    1. Are Openlamp and Booklamp the same thing? Either way, an algorithm is worthless if you don’t have an audience to take advantage of it, and Bookish is launching into a very competitive space with zero brand recognition, a vague value proposition, and no audience to speak of.

      As for Amazon, competition doesn’t get anymore “real and credible” than B&N, Apple and Google, plus the sad posse of wannabes like BLIO, Copia, et al. What additional competition do you see jumping into the fray in a DRM-free world?

  4. As for Readmill:

    Their true problem is that players like Kindle, Kobo, Barnes & Noble, Bluefire, Aldiko and others are not integrating their API into reading apps and platforms. That is not the fault of publishers and off course every API integration takes time and effort. Can’t blame small companies like Bluefire for not having the time and resources.

    1. They wouldn’t need API integration if people could read their books in the Readmill app. That is something publishers can change through a variety of means.

      And the time and effort excuse implies that Kobo, Kindle, B&N, et al. are even trying to build an open API for people to sync their notes elsewhere. I seriously doubt any of them see their notes/highlights/bookmarking systems as anything other than another reader lock-in device.

      (My biggest problem with Amazon’s competitors is that most of them are trying to beat Amazon by mimicking its tactics. Which is foolish.)

      Since Bluefire don’t sync their bookmarks/notes to the cloud, expecting them to offer an API for that data is a bit unreasonable.

      I’d love for Bluefire to add easy export for notes, but that’s a different issue.

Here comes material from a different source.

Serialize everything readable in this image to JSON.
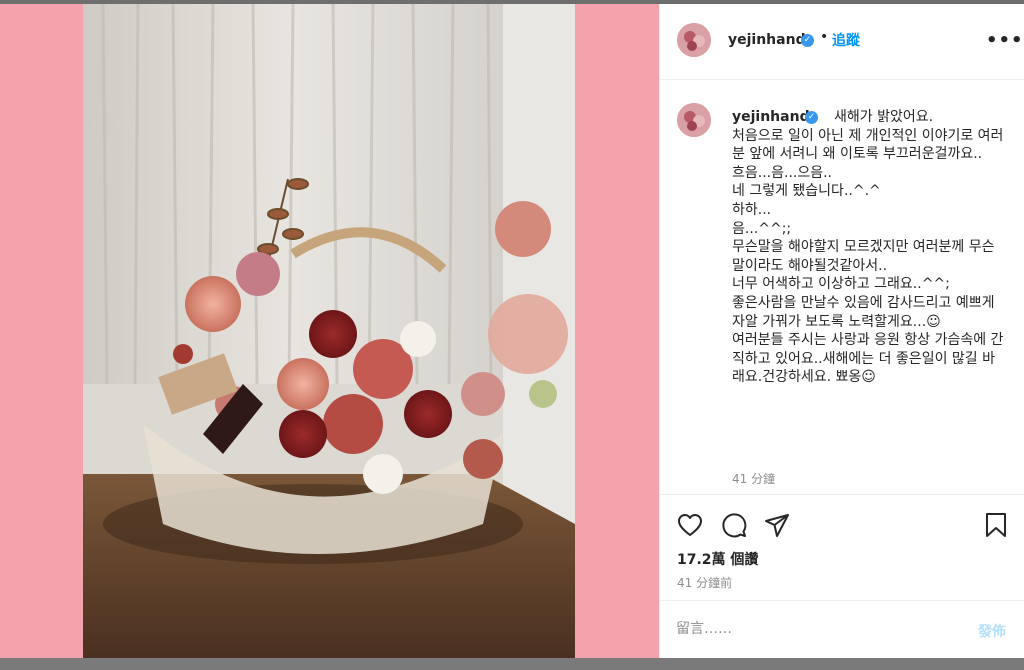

  5. I totally agree (with Baldur) that there’s no point in trying to compete with what Amazon does so well and (with Guy) that algorithms require customer traffic. And, start-ups may not be justified in feeling that publishers should take them more seriously without customer data or ROI to support their model, but we all are justified in expecting more experimentation and innovation on the part of traditional publishers.

  6. Guy: I am repeating after you: “DRM will not save publishers; neither using it, nor dropping it” and finding that I like the sound very, very much!

    One of the most under-rated tools for understanding technology trends is “Try to develop a compelling argument that supports a position diametrically opposed to the prevailing wisdom.”

    If you can’t develop one, the prevailing wisdom is most likely (more or less) correct. If you can develop one, you learn that, for example, DRM is not as important an issue as it has been made out to be, in part because books are not the same ‘content objects’ as videogames, songs, movies, etc.


Keep blogs alive! Share your thoughts here.

This site uses Akismet to reduce spam. Learn how your comment data is processed.